While Marvel Vs. Capcom 3 was my favorite game to watch at Evo this year, every fighting game fan's attention was on the Super Street Fighter IV AE tournament finals last night, and not just because it was the marquee title for the event.

People wanted to know: Will Daigo "The Beast" Umehara take it all again for a threepeat? How crazy must the competition be that folks like Justin Wong, Mago, and Mike Ross didn't make it to the top 8? And will Tokido the Murderface jump in the air and throw a diagonal fireball into the crowd?

The answers to those questions are "no", "very crazy", and "not this time at least". In a stunning upset, former champion Daigo (playing as Yun) was knocked into fourth place, sent to the loser's bracket after being dominated by Korea's Poongko and his crazy Seth, then flame-kicked out of the tournament by Latif's C. Viper (match above).

Japan's Fuudo and his Fei Long took home the championship, but Latif, who placed second, was the big story -- the Saudi Arabian transplant (moved to Arizona and repping the States at Evo) bested Tokido, Poongko, and Daigo consecutively. The dude was a monster, even though he ran out of gas when he faced Fuudo in the grand finals.

Latif's run was legendary, one that will be talked about centuries from now, when children ask their mothers to recount how the "Daigoslayer" brought pride back to America's SSFIV fans after years of humiliation at Japanese players' hands, before they go to bed. To celebrate at the end of the tournament, Latif jumped on the hands of hyped attendees and crowdsurfed!

You can see the final match of the night, which showed a good effort from Latif's C. Viper towards the end against Fuudo's Fei Long:

Evo's MvC3 Highlight Matches: Crazy Upsets, 8-Year-Old Hulks Dudes' Faces Off

August 1, 2011 9:00 AM |

Just as I expected, even though I couldn't punch my way out of a virtual paper bag in any fighting game, I spent the entire weekend following Evo2K11 this weekend, watching hours of high-level matches at the world's biggest tournament series for the genre.

And while there were plenty of unforgettable Evo2K11 points -- Daigo getting knocked to fourth place in Super Street Fighter IV AE, Mortal Kombat making its debut at the show, etc -- I was entertained most by the hectic matches for Marvel vs Capcom 3, a game I didn't have much interest in before this weekend!

Dark Phoenix cheesiness and berserkered/X-factored Wolverine seemed to dominate the Marvel vs Capcom 3 scene, but that didn't make the tournament any less exciting. There were plenty of come-from-behind matches, unexpected early knockouts for early winners, and a big win for MvC3 Evo champion Viscant.

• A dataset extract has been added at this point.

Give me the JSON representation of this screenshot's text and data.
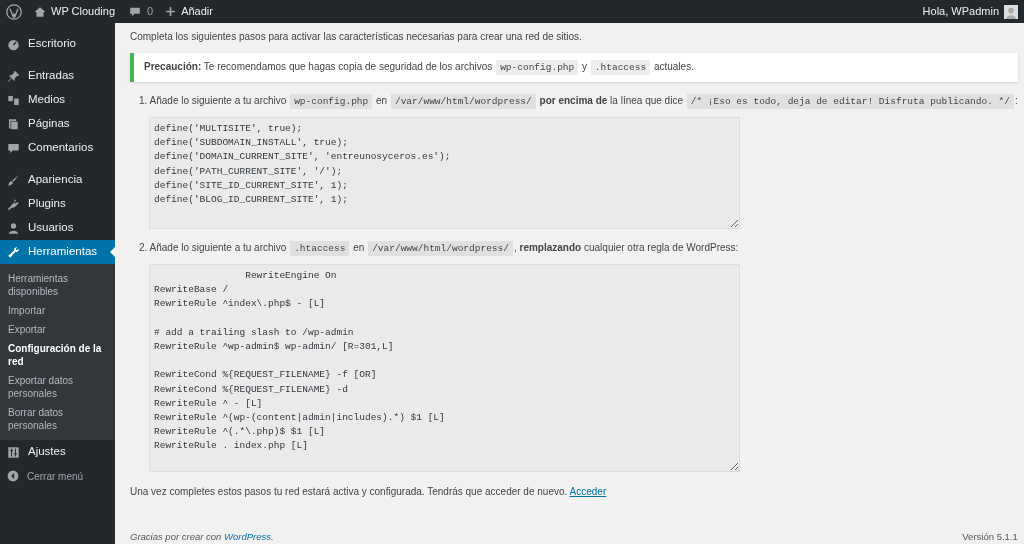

I've collected some of the matches I loved to watch the most for you here, including a couple games played by 8-year-old prodigy and fan-favorite Noah, who wiped the floor with plenty of dudes twice/thrice his age, placing in the top 48 out of more than a thousand entrants and winning the show's Rising Star award.

Avoid Scenes Of Spurting Blood Or Ultra Violence, Plus Other Hints When Making Neo Geo Games

July 26, 2011 7:00 PM |

neogeoblackandwhite.jpg

Originally uncovered by the folks at fansite Neo-Geo, and later picked up by our very own sister site Gamasutra, is a mountain of technical information that SNK provided to those wishing to make games for their Neo Geo home and arcade system, all compressed into a 220 page PDF.

Not only is hardware covered exhaustively, but software as well. There's even a timeline provided that breaks down how long they believe the developmental process should be; in their opinion, it's a 14-step process that takes approximately 10-14 months. Though the most entertaining section is labeled "Game Content, Language, and Symbol Consideration" on page 106, which provides the following guidelines...

"1. Avoid scenes of spurting blood or ultra violence for the game actions, even in secret moves.

2. Symbols of adult consumption such as liquor bottles and cigarettes or large wads of money require special consideration.

3. Avoid religious symbols of any form.


4. Copyrighted symbols and trademarks or brand names are not recommended, unless there is a brand tie-in for the game basis. Similarly, avoid using famous people's names or likenesses due to possible invasion of privacy.

5. Profanity and anti-social language are to be avoided.


6. Avoid using sound effects or music that is borrowed without permission of the authors/composers."